The Office of Information Security has identified a phishing threat in which the sender indicates they have compromising information about the recipient, offering as proof a plaintext password that may look familiar to the recipient. These passwords are NOT an indication that the sender has access to any special information about you. They are simply gathered from information widely available from past breaches of entities outside of the university. If you are still using one of these passwords, please change it immediately. The email will go on to describe the embarrassing information they claim to have, then demand a cash payment to keep that information secret. The sender of these malicious emails does not have the personal information they claim to have. Below, you will find an example of one of these messages.
Checking Your Accounts for Breaches
If you would like to check your email accounts for past breeches that may have revealed personal information or passwords, the website Have I Been Pwned offers a simple tool that will check your email addresses for compromises. Please follow the link below if you would like to check your email addresses.
Protecting Your Accounts Against Future Breaches
Using a reputable password manager is another way to alleviate these types of concerns. Some password managers even check databases like Have I Been Pwned for account breaches, then notify users when they need to update a password as a result of a breach. You can learn more by reading our recent article about password managers.
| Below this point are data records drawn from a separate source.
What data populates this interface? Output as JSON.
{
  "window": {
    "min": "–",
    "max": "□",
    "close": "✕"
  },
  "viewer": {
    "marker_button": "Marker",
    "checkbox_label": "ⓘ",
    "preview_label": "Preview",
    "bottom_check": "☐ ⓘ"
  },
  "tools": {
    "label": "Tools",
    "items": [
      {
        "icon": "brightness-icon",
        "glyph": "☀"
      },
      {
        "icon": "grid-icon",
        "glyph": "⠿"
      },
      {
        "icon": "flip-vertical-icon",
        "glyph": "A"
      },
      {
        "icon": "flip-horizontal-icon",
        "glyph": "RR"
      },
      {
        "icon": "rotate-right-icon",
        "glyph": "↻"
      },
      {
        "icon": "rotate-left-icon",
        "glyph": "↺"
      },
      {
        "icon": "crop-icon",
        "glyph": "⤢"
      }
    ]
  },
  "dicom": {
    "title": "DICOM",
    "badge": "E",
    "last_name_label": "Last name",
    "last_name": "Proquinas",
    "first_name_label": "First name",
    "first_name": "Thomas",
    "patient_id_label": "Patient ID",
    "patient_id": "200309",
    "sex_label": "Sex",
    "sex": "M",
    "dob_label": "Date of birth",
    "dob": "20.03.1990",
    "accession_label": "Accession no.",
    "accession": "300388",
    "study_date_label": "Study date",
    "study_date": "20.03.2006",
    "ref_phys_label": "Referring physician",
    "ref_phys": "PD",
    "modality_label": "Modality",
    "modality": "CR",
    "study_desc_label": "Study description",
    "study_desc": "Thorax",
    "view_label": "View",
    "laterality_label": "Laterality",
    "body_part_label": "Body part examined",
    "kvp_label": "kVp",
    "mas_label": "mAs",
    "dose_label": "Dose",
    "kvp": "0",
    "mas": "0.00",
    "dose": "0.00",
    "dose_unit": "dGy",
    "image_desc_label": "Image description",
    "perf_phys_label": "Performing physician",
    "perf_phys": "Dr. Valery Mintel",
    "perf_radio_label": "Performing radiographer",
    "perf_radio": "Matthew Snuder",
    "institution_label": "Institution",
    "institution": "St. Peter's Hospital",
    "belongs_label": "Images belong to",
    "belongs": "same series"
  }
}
If you receive an e-mail such as this or any other suspected phishing attempt, please do not click on any links or download any files from the e-mail. Simply forward the e-mail to firstname.lastname@example.org and delete the e-mail from your inbox.
If you have additional questions or concerns, please reach out to us at the Office of Information Security at email@example.com. We appreciate all that you do to keep our university secure.